Mark Robinson made threats that one of the officers would “be leaving in a body bag” before turning violent at Wakefield’s maximum security prison.
Leeds Crown Court heard Robinson, 52, is serving a whole life tariff for murders committed in 1979 and 1990.
The 20 stone, 6ft 3ins killer is kept in a cell in an area of the West Yorkshire jail which houses some of the most dangerous criminals in the country.
Christopher Jackson, prosecuting, said Robinson and other inmates had become upset at changes to their bread ration. They had been allowed two loaves per week but a decision had been made to give them a few slices each day.
The attack happened on December 30 last year after Robinson had been released from his cell to collect his food.
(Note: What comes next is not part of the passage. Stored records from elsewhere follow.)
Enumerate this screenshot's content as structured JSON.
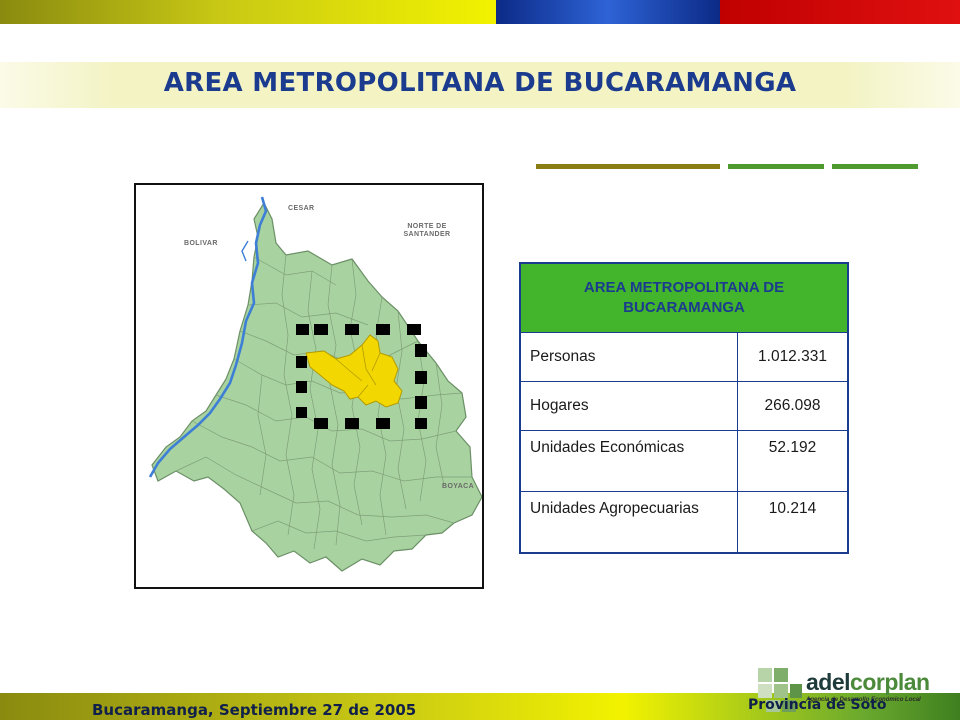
{
  "header": {
    "title": "AREA METROPOLITANA DE BUCARAMANGA"
  },
  "map": {
    "labels": {
      "cesar": "CESAR",
      "bolivar": "BOLIVAR",
      "norte_santander": "NORTE DE SANTANDER",
      "boyaca": "BOYACA"
    },
    "region_color": "#a8d3a0",
    "highlight_color": "#f2d800",
    "river_color": "#3d7ed6"
  },
  "table": {
    "header": "AREA METROPOLITANA DE BUCARAMANGA",
    "rows": [
      {
        "label": "Personas",
        "value": "1.012.331"
      },
      {
        "label": "Hogares",
        "value": "266.098"
      },
      {
        "label": "Unidades Económicas",
        "value": "52.192"
      },
      {
        "label": "Unidades Agropecuarias",
        "value": "10.214"
      }
    ],
    "header_color": "#43b52c",
    "border_color": "#1b3b8f"
  },
  "footer": {
    "date": "Bucaramanga, Septiembre 27 de 2005",
    "province": "Provincia de Soto"
  },
  "logo": {
    "text_a": "adel",
    "text_b": "corplan",
    "subtitle": "Agencia de Desarrollo Económico Local"
  }
}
He told the officer in charge: “I’m not happy and I might kick off.”
Mr Jackson said Robinson then suddenly threw his food into the air and kicked the officer in the groin. Mr Jackson said the officer thought he was going to die because he knew Robinson had killed twice before.
Another officer came to help but Robinson punched him in the face and broke his nose. The officer immediately went into shock and had to undergo painful surgery because his injuries were so severe.
The court heard five officers in were injured before Robinson was subdued.
They all needed hospital treatment and the incident put a strain on manpower at the prison.
Robinson pleaded guilty to affray and assault occasioning actual bodily harm. He refused to leave his cell to appear before the court via video link from the prison.
The court heard he has a conviction for assaulting someone in prison in Worcester in 2005.
The Recorder of Leeds, judge Peter Collier, QC, marked the offences with a three-year prison sentence.
He said: “He is clearly a very dangerous man.”